Growth morbidity in patients with cloacal exstrophy: a 42-year experience

J Pediatr Surg. 2016 Jun;51(6):1017-21. doi: 10.1016/j.jpedsurg.2016.02.075. Epub 2016 Mar 2.


Purpose: Cloacal exstrophy is associated with multiple comorbidities that affect growth. This report describes long-term growth outcomes in a large cohort of patients with cloacal exstrophy and explores associated comorbidities.

Methods: Records of 71 patients with cloacal exstrophy who were treated between 1974 and 2015 were reviewed, and 62 patients with growth data from 2 to 20years of age were included. Genetic sex, gender of rearing, and all heights, weights, and comorbidities were noted for each patient. Height-for-age, weight-for-age, and body mass index z-scores (HAZ, WAZ, and BMIZ) were determined using US Centers for Disease Control 2000 growth data, and average patient z-scores were calculated.

Results: There were 904 height and 1301 weight measurements available for 62 patients. 31 were genetically 46,XY, 21 of whom underwent gonadectomy in infancy and were raised female. 46,XX patients, 46,XY male patients, and 46,XY female patients all had median HAZ and WAZ substantially lower than the general population, with median HAZ less than -2, while maintaining normal BMIZ. Short bowel syndrome and enterocystoplasty with intestine were associated with lower z-scores for all parameters.

Conclusions: Patients with cloacal exstrophy have significant multifactorial long-term growth failure. These benchmark data can be used to further optimize management.

Level of evidence: 2b.

Keywords: Cloacal exstrophy; Enterocystoplasty; Growth failure.

MeSH terms

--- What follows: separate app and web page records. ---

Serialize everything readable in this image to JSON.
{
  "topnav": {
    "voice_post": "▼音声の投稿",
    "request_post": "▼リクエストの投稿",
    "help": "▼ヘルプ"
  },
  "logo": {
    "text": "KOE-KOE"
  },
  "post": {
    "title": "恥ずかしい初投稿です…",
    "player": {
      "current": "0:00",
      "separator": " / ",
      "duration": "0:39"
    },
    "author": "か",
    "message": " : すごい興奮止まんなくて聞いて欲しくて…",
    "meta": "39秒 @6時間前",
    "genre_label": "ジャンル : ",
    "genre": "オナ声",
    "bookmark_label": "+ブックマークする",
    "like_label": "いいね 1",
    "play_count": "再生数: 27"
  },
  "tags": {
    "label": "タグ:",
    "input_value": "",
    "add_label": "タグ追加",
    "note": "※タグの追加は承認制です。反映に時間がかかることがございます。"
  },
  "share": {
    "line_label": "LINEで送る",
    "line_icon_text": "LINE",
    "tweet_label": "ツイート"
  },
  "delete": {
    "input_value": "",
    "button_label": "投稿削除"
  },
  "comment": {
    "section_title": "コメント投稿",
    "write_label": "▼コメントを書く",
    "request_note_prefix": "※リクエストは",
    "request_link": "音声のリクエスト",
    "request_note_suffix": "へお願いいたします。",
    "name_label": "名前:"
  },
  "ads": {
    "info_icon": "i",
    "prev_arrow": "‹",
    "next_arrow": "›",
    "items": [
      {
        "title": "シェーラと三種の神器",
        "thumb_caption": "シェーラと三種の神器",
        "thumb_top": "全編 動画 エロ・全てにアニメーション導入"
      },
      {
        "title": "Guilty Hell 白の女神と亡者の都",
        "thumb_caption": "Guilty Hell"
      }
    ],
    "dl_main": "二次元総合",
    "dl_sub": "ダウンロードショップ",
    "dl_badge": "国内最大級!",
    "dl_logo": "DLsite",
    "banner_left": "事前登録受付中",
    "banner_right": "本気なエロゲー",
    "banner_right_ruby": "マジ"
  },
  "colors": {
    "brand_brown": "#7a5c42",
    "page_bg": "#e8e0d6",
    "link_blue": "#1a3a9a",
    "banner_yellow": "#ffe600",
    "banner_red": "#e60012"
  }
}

  • Abnormalities, Multiple*
  • Adolescent
  • Anus, Imperforate
  • Bladder Exstrophy / complications*
  • Bladder Exstrophy / surgery
  • Child
  • Child, Preschool
  • Cloaca / abnormalities*
  • Cloaca / surgery
  • Female
  • Genitalia / abnormalities
  • Growth Disorders / complications
  • Growth Disorders / diagnosis*
  • Hernia, Umbilical
  • Humans
  • Intestines / abnormalities
  • Karyotype
  • Male
  • Short Bowel Syndrome / etiology
  • Syndrome
  • Young Adult